• TASK ITEM:
Using the entries below, copy out all lines where "Access" is found.

═════ RECORDS FOR THE TASK ═════

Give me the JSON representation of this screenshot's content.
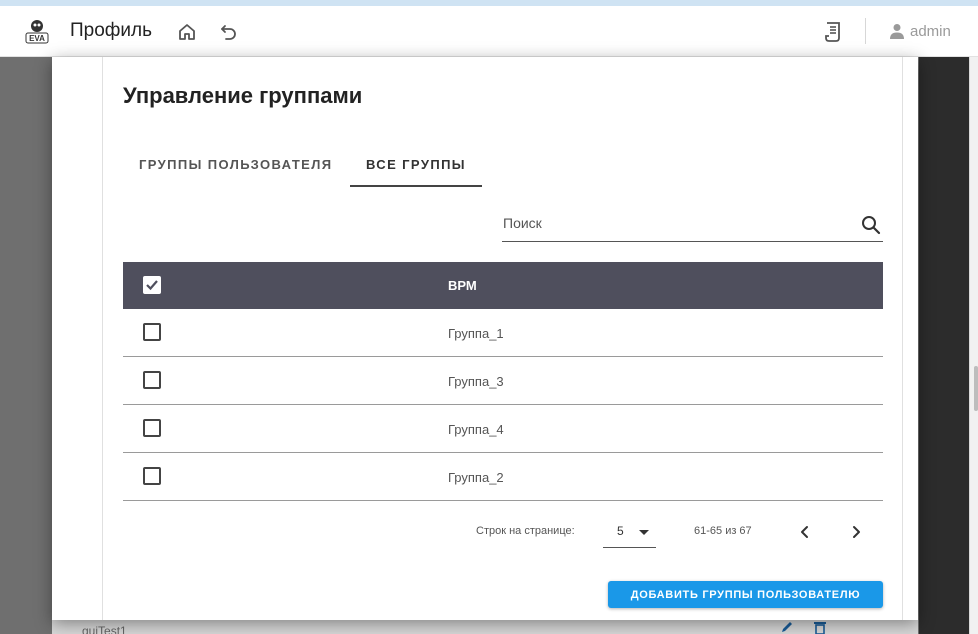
{
  "appbar": {
    "logo_text": "EVA",
    "title": "Профиль",
    "user_name": "admin",
    "icons": [
      "home-icon",
      "undo-icon",
      "document-icon",
      "user-icon"
    ]
  },
  "dialog": {
    "title": "Управление группами",
    "tabs": [
      {
        "label": "ГРУППЫ ПОЛЬЗОВАТЕЛЯ",
        "active": false
      },
      {
        "label": "ВСЕ ГРУППЫ",
        "active": true
      }
    ],
    "search": {
      "placeholder": "Поиск"
    },
    "table": {
      "header": {
        "column": "ВРМ",
        "all_checked": true
      },
      "rows": [
        {
          "name": "Группа_1",
          "checked": false
        },
        {
          "name": "Группа_3",
          "checked": false
        },
        {
          "name": "Группа_4",
          "checked": false
        },
        {
          "name": "Группа_2",
          "checked": false
        }
      ]
    },
    "pagination": {
      "rows_per_page_label": "Строк на странице:",
      "rows_per_page": "5",
      "range": "61-65 из 67"
    },
    "add_button": "ДОБАВИТЬ ГРУППЫ ПОЛЬЗОВАТЕЛЮ"
  },
  "background": {
    "row_text": "guiTest1"
  },
  "colors": {
    "header_bg": "#4f4f5d",
    "primary": "#1a98e8",
    "backdrop": "#6f6f6f"
  }
}
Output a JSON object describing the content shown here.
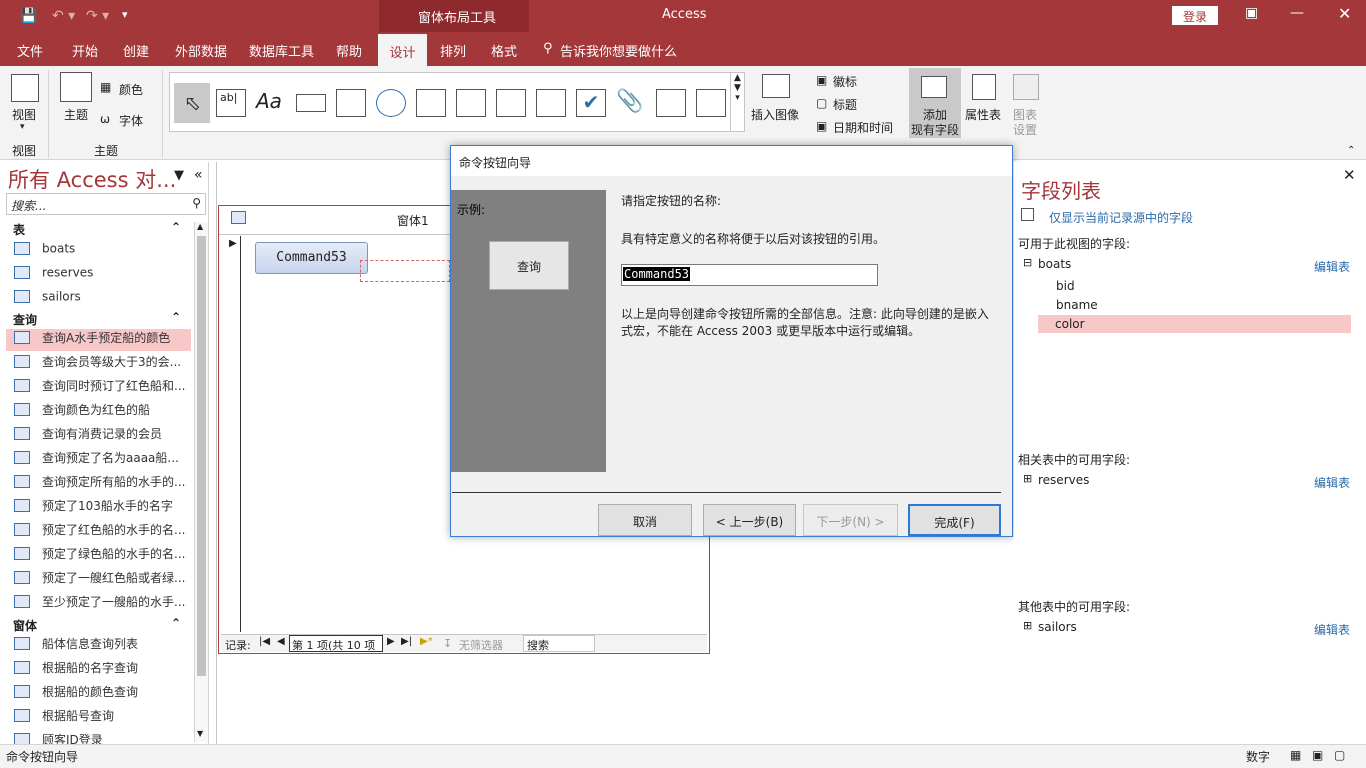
{
  "window": {
    "app_title": "Access",
    "context_tab": "窗体布局工具",
    "login": "登录"
  },
  "ribbon_tabs": [
    "文件",
    "开始",
    "创建",
    "外部数据",
    "数据库工具",
    "帮助",
    "设计",
    "排列",
    "格式"
  ],
  "tell_me": "告诉我你想要做什么",
  "ribbon": {
    "view_label": "视图",
    "view_group": "视图",
    "theme_label": "主题",
    "colors_label": "颜色",
    "fonts_label": "字体",
    "theme_group": "主题",
    "insert_image": "插入图像",
    "logo": "徽标",
    "title": "标题",
    "datetime": "日期和时间",
    "add_fields": "添加\n现有字段",
    "add_fields_1": "添加",
    "add_fields_2": "现有字段",
    "property_sheet": "属性表",
    "chart_settings_1": "图表",
    "chart_settings_2": "设置"
  },
  "nav": {
    "title": "所有 Access 对...",
    "search_placeholder": "搜索...",
    "tables_header": "表",
    "tables": [
      "boats",
      "reserves",
      "sailors"
    ],
    "queries_header": "查询",
    "queries": [
      "查询A水手预定船的颜色",
      "查询会员等级大于3的会...",
      "查询同时预订了红色船和...",
      "查询颜色为红色的船",
      "查询有消费记录的会员",
      "查询预定了名为aaaa船...",
      "查询预定所有船的水手的...",
      "预定了103船水手的名字",
      "预定了红色船的水手的名...",
      "预定了绿色船的水手的名...",
      "预定了一艘红色船或者绿...",
      "至少预定了一艘船的水手..."
    ],
    "forms_header": "窗体",
    "forms": [
      "船体信息查询列表",
      "根据船的名字查询",
      "根据船的颜色查询",
      "根据船号查询",
      "顾客ID登录"
    ]
  },
  "form": {
    "tab_title": "窗体1",
    "command_button": "Command53",
    "record_label": "记录:",
    "record_pos": "第 1 项(共 10 项",
    "no_filter": "无筛选器",
    "search": "搜索"
  },
  "dialog": {
    "title": "命令按钮向导",
    "sample_label": "示例:",
    "sample_button": "查询",
    "prompt": "请指定按钮的名称:",
    "hint": "具有特定意义的名称将便于以后对该按钮的引用。",
    "name_value": "Command53",
    "info": "以上是向导创建命令按钮所需的全部信息。注意: 此向导创建的是嵌入式宏，不能在 Access 2003 或更早版本中运行或编辑。",
    "cancel": "取消",
    "back": "< 上一步(B)",
    "next": "下一步(N) >",
    "finish": "完成(F)"
  },
  "field_list": {
    "title": "字段列表",
    "show_current_only": "仅显示当前记录源中的字段",
    "available_header": "可用于此视图的字段:",
    "table": "boats",
    "fields": [
      "bid",
      "bname",
      "color"
    ],
    "edit_table": "编辑表",
    "related_header": "相关表中的可用字段:",
    "related_table": "reserves",
    "other_header": "其他表中的可用字段:",
    "other_table": "sailors"
  },
  "status": {
    "left": "命令按钮向导",
    "right": "数字"
  },
  "colors": {
    "accent": "#a4373a",
    "selected": "#f8c8c8"
  }
}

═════

• EXPECTED OUTPUT:
    "app_title": "Access",
    "title": "所有 Access 对...",
    "info": "以上是向导创建命令按钮所需的全部信息。注意: 此向导创建的是嵌入式宏，不能在 Access 2003 或更早版本中运行或编辑。",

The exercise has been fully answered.